Spurs Challenge Dramatic Ending
Derek Fisher called it an opportunity worth waiting for. Phil Jackson called it incredible.
The Spurs are calling it illegal.
Within an hour of Fisher’s dramatic 18-foot jumper, the Spurs filed a protest with the league office, saying the clock started too late and Fisher’s winning shot shouldn’t count.
To recap the facts: There were 0.4 seconds left when Gary Payton inbounded the ball to Fisher. Fisher spun around, released the ball and made the shot, giving the Lakers a 74-73 victory over the Spurs.
All three referees -- Ron Garretson, Dan Crawford and Joe Forte -- have remote clock-starting devices on their belts. The referees immediately reviewed TV replays of the shot and ruled that Fisher had released the ball in time.

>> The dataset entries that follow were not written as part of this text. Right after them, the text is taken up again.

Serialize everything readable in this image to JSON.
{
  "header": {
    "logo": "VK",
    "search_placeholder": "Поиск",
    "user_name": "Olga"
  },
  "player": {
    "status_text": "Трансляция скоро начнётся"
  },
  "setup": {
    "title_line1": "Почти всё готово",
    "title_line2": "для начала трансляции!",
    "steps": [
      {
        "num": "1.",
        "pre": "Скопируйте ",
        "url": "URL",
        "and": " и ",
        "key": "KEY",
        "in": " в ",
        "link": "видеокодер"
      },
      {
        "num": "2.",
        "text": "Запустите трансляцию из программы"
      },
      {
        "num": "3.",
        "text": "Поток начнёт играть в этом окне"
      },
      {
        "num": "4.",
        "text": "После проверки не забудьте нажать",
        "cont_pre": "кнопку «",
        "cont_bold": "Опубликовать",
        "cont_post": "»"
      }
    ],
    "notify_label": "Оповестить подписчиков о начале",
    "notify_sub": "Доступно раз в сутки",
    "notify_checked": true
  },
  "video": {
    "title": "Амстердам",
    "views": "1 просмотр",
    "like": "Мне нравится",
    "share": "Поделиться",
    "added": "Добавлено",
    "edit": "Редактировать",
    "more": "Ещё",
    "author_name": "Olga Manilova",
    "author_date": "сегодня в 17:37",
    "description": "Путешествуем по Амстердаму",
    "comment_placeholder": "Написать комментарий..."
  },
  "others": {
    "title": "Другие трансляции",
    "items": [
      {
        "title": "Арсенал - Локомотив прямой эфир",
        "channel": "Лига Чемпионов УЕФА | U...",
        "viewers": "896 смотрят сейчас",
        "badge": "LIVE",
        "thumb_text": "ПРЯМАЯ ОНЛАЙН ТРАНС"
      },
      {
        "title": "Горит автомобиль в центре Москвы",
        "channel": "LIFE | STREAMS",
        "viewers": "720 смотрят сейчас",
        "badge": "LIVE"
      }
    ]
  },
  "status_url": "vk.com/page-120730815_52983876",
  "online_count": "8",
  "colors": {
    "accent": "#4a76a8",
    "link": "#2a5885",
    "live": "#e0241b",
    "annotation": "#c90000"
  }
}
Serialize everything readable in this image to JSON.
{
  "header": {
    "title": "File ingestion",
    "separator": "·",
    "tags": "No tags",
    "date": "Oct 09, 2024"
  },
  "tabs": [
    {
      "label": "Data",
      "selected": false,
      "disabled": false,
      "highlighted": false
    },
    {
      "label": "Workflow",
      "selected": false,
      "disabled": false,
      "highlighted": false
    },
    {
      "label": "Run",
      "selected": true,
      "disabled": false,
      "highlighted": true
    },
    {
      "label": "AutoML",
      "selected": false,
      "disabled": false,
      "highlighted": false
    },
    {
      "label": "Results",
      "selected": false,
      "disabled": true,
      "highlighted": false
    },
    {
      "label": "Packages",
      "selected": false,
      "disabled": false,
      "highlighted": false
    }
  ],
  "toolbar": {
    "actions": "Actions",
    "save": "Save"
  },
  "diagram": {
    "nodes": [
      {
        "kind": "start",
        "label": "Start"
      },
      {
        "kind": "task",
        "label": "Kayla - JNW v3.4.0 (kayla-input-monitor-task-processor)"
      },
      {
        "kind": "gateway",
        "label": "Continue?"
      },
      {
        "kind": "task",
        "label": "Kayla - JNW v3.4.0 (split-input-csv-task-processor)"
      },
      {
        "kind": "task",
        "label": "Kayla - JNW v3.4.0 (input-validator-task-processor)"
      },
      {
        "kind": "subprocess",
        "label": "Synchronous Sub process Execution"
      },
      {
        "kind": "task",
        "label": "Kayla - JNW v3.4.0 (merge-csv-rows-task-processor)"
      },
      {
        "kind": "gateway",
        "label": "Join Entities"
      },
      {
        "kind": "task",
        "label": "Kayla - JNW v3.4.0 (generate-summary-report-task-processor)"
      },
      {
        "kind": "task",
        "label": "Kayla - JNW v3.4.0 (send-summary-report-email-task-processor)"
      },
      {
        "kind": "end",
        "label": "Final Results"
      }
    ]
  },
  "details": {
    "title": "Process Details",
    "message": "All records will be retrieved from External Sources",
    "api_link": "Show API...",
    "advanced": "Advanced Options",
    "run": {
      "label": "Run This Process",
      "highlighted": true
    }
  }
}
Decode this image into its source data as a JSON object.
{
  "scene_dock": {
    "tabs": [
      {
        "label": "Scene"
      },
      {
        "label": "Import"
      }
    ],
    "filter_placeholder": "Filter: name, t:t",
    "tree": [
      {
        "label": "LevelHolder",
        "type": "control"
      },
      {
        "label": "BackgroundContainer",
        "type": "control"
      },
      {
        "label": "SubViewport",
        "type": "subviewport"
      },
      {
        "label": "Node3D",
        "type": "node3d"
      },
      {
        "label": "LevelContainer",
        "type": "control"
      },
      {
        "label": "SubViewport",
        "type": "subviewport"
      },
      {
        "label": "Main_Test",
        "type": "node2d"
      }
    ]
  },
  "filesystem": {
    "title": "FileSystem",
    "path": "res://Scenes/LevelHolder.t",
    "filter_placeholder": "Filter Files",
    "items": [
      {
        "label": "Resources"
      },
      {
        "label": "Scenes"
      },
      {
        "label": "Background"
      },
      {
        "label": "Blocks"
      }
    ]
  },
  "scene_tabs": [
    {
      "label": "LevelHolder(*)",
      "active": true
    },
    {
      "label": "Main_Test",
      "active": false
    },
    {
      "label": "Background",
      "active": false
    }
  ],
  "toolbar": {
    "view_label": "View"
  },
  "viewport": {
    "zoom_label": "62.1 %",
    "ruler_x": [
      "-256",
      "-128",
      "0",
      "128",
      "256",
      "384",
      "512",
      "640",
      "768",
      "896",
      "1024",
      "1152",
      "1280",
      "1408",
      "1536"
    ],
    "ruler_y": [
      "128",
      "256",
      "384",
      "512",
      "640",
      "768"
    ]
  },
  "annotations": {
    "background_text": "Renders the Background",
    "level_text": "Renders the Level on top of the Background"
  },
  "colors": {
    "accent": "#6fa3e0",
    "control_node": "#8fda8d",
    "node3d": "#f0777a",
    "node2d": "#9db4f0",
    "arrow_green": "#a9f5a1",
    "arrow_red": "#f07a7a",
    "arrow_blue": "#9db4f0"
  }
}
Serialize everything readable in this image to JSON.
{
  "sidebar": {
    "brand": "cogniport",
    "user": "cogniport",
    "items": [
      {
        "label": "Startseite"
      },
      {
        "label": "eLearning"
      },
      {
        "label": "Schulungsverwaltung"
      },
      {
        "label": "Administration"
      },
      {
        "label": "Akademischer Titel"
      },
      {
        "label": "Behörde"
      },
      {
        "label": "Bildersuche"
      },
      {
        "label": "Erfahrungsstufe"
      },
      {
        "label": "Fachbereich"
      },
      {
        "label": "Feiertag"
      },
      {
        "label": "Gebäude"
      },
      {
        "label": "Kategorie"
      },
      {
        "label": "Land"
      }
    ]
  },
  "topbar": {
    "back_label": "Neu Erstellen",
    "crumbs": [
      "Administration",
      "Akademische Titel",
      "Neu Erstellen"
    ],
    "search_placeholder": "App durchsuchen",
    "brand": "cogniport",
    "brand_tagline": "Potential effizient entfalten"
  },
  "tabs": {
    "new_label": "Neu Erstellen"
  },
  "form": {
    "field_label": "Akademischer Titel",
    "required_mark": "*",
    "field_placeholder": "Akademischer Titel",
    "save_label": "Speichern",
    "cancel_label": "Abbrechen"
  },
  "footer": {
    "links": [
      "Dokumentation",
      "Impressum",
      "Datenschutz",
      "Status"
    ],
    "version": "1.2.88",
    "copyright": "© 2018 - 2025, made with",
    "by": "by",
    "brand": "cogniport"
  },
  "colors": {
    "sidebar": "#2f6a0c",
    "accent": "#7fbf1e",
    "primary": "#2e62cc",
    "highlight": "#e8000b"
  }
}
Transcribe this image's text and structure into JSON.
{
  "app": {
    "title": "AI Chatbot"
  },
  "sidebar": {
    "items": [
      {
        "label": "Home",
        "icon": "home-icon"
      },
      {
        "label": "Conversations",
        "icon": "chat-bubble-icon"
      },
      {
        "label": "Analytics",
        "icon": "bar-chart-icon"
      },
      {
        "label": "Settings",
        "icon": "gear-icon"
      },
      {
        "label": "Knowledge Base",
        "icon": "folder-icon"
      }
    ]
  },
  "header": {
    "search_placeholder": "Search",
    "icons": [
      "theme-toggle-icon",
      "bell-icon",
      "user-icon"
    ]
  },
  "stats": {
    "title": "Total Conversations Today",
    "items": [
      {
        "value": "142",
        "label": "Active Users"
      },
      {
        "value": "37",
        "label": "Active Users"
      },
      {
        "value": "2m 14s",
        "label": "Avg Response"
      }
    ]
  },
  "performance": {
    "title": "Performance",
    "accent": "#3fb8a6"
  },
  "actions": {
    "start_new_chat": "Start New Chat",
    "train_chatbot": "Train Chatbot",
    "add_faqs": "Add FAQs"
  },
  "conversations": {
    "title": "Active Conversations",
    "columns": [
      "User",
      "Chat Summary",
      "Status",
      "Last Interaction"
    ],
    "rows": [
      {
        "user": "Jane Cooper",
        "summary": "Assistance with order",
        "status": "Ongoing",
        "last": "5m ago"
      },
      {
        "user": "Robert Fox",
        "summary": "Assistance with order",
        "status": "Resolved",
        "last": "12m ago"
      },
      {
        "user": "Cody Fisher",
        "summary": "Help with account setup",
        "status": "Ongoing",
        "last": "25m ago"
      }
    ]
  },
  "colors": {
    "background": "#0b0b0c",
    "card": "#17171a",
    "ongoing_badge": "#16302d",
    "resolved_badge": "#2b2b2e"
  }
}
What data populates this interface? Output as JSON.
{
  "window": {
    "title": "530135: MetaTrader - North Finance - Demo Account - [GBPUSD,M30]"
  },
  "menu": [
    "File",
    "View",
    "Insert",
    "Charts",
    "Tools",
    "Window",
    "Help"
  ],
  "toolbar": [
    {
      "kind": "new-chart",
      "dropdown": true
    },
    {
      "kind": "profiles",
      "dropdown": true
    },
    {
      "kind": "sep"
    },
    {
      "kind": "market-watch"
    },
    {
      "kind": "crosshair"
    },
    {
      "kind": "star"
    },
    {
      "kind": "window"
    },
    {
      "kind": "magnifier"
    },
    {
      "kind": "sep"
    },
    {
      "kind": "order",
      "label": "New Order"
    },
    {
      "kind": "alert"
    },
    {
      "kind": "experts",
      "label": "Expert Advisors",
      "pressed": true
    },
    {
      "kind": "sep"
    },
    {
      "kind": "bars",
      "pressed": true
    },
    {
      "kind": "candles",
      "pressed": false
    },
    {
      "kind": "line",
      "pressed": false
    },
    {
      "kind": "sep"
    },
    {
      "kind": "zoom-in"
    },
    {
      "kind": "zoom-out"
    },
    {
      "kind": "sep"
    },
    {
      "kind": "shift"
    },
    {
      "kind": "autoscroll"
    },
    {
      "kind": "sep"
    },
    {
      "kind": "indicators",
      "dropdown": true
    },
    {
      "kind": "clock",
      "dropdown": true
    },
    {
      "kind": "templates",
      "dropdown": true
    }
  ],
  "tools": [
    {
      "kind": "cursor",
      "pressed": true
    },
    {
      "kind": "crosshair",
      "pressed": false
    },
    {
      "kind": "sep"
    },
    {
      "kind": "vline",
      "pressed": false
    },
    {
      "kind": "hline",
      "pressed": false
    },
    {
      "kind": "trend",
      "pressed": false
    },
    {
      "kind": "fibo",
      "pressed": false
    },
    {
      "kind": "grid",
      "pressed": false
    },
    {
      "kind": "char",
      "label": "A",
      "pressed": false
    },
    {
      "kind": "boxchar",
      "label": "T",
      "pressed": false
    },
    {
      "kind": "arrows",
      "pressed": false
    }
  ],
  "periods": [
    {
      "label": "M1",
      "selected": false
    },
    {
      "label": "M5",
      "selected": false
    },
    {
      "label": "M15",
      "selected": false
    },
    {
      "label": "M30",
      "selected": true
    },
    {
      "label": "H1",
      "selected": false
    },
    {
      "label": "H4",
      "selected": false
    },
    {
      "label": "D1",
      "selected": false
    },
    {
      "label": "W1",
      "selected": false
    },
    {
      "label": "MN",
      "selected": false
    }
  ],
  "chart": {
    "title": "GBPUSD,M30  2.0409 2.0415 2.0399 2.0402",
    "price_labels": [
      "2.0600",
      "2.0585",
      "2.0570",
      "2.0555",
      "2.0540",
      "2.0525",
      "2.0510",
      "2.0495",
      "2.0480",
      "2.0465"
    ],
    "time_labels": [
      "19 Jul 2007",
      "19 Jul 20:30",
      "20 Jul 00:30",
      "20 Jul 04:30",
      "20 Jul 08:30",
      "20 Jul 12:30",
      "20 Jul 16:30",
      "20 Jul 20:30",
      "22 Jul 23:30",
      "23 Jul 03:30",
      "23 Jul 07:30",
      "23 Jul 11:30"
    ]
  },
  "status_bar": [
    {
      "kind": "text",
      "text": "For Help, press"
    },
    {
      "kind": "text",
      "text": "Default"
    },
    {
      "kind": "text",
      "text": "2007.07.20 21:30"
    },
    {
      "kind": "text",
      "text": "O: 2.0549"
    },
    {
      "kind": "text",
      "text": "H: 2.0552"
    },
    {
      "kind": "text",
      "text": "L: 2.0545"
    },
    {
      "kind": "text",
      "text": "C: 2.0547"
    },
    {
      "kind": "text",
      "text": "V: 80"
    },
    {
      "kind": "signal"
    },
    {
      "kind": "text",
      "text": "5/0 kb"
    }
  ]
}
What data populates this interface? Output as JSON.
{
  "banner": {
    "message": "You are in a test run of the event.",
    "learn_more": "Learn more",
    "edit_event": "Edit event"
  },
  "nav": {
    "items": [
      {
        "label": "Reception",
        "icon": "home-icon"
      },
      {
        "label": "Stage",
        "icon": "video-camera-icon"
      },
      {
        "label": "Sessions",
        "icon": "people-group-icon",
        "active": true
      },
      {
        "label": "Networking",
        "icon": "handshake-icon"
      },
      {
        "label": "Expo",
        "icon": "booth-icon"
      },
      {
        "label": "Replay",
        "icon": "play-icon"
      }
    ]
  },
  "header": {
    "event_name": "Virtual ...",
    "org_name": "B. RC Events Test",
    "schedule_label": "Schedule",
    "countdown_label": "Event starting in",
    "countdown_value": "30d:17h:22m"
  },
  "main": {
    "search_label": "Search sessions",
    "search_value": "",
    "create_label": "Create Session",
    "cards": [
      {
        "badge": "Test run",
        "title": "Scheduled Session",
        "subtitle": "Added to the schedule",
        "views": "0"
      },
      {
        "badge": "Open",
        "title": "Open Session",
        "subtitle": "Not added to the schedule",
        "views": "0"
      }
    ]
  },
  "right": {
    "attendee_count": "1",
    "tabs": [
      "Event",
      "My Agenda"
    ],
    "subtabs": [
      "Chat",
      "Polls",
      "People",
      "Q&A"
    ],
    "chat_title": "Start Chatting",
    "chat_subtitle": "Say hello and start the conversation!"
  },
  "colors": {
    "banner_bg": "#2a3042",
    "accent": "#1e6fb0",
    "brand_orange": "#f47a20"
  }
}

But a few minutes later, after the Lakers had danced off to their locker room, Spur General Manager R.C. Buford could be heard yelling from deep within the underbelly of SBC Center, in a video room that supplied various angles and replays. The clock, in Buford’s opinion, had apparently started too late.
Spur Coach Gregg Popovich agreed at his postgame news conference.
“I think it definitely started late,” he said. “Sometimes life’s tough.”
The Spurs then sent a written protest to the league.
“We think after looking at it in a bunch of different angles that the clock did not start in a timely manner,” Spur spokesman Tom James said. “We think there’s a pretty good case. We’re eager to see what the decision will be.”
Regardless, the Spurs were stunned.
“This game was cruel,” said Manu Ginobili, guarding Fisher on the play. “We were very focused on Kobe [Bryant] on the last play. It was really hard for me when Fisher’s shot went in because I was the guy guarding him.”
Seconds before the final play, during a Laker timeout, Spur guard Tony Parker and forward Malik Rose had their arms around each other on the sideline. They were still smiling at Tim Duncan’s shot as he staggered across the key, with Shaquille O’Neal right in front of him.
Duncan’s make gave the Spurs a 73-72 lead with 0.4 seconds left.
Then the Lakers came up with a staggering shot of their own.
“I don’t even want to look at the tape of that last play,” Parker said. “I really thought we had the game. We came back and Timmy made that awesome shot. I thought we won the game. I didn’t think Fisher had time to catch the ball, turn around and shoot it. We have to let this game go.”
The Spurs have little choice. They will board a mid-afternoon plane today for Los Angeles.
Game 6 is Saturday at Staples Center.
A year ago, the Spurs defeated the Lakers in Game 6 at Staples Center, 110-82. The Spurs won all four Game 6s in which they played last season, including three on the road, on the way to the NBA championship.
Popovich promised Saturday’s game plan won’t have anything to do with the final 0.4 seconds.
“I won’t even mention the last shot of the game,” Popovich said. “It won’t even be in our game preparation or anything like that. We’ll prepare for Game 6 in L.A. based on how we played during the game.”
(BEGIN TEXT OF INFOBOX)
NBA Rule Book
EXPIRATION OF TIME
* No less than :00.3 must expire on the game clock when a player secures possession of an inbounds pass and then attempts a field goal.
* This guideline shall apply to any field goal attempted by a player after he receives an inbounds pass, other than what will be called, for this purpose, a “tip-in” or “alley oop.” A tip-in is defined as any action in which the ball is deflected, not controlled, by a player and then enters the basket ring.
* Regardless of when the horn or red light operates to signify the end of period, the officials will ultimately make the final decision whether to allow or disallow a successful field goal.